Source: Own Work.
The important research question was to assess on what manner the specificity of the delivery area can influence on the energy consumption. The major parameter taken to the account was the distance between the warehouse and delivery area. Following that the routes have been clustering according to the distance to the first stop and from the last one. The clustering process has been realized with utilization of k-means method:
d(v; x) – Euclidian distance of element x to centroid v,
k – number of clusters,
N – number of elements.
Finally, three data groups have been identified. Based on the clustering data the average energy consumption per each group has been calculated (Tab. 5).
Table 5: Average energy consumption per groups.
Source: Own Work.
Group A represents the average towns of the Szczecin agglomeration, distant from the DPD warehouse, which in consequence causes that a small percent of the distance travelled is located in delivery area (DA), it’s about 30 %. Group B are densely built-up areas located in the very centre of the city, slightly away from the DPD warehouse, so the percent of the distance covered in the delivery area ranges between 40 and 65 %. Group C are areas in direct proximity of the DPD warehouse in which the distance in the DA exceeds 80 %.
Figure 3 and 4 show energy consumption per stop and per delivery address. There is visible increase in the amount of energy consumed per stop and per delivery address correlated with the increase of percent distance in the DA. This means that driving consisting of continuous acceleration and stopping of the vehicle and keeping it in operational readiness causes much more energy consumption than continuous driving. It should be noticed that the more percentage of the distance is located in the DA, the greater consumption calculated per 100 km, which confirms the above.
Figure 3: The energy consumption per groups.
Source: own study.
Figure 4: The energy consumption per groups.
Source: own study.
According to the results, the longer distance between warehouse and delivering points will not influence on the increasing of energy consumption, unlike the number of stops.
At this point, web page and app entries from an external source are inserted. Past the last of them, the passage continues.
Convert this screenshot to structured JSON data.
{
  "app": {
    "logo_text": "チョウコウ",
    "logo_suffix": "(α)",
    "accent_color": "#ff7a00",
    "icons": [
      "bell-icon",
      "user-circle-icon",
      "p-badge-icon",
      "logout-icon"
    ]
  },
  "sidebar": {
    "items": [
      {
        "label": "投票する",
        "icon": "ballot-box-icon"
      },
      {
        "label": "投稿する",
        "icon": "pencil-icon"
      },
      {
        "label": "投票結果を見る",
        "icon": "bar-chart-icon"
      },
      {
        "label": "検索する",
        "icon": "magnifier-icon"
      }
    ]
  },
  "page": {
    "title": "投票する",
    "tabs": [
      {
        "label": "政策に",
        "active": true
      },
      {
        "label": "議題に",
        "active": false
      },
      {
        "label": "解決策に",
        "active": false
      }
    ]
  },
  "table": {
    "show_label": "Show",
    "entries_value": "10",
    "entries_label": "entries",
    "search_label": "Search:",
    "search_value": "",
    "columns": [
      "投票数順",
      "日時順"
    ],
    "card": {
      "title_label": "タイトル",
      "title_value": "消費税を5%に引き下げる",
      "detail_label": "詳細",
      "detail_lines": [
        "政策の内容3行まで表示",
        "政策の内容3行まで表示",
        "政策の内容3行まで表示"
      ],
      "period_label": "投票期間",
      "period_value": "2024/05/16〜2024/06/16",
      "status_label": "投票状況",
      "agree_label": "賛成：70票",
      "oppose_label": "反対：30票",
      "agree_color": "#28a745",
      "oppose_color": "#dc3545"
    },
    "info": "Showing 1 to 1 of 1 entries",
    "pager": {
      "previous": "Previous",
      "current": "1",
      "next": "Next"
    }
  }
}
It means that the most important parameter, which should be considered during the electric freight vehicles routes planning, is the number of deliveries per vehicle.
- Nesterova N., Quak H., Balm S., Roche-Cerasi I., Tretvik T. (2013) FREVUE 2.1 final report D1.3: State of the art city logistics and EV, European Commission Seventh framework programme, FP7-TRANSPORT-2012-MOVE-1, Demonstration of Urban freight Electric Vehicles for clean city logistics (theme: GC.SST.2012.1-7), 17 December 2013.
- https://www.dpdhl.com/de/presse/specials/emobilitaet.html, 25pm-brennstoffzellen-h2-panel-van-streetscooter-20190524.pdf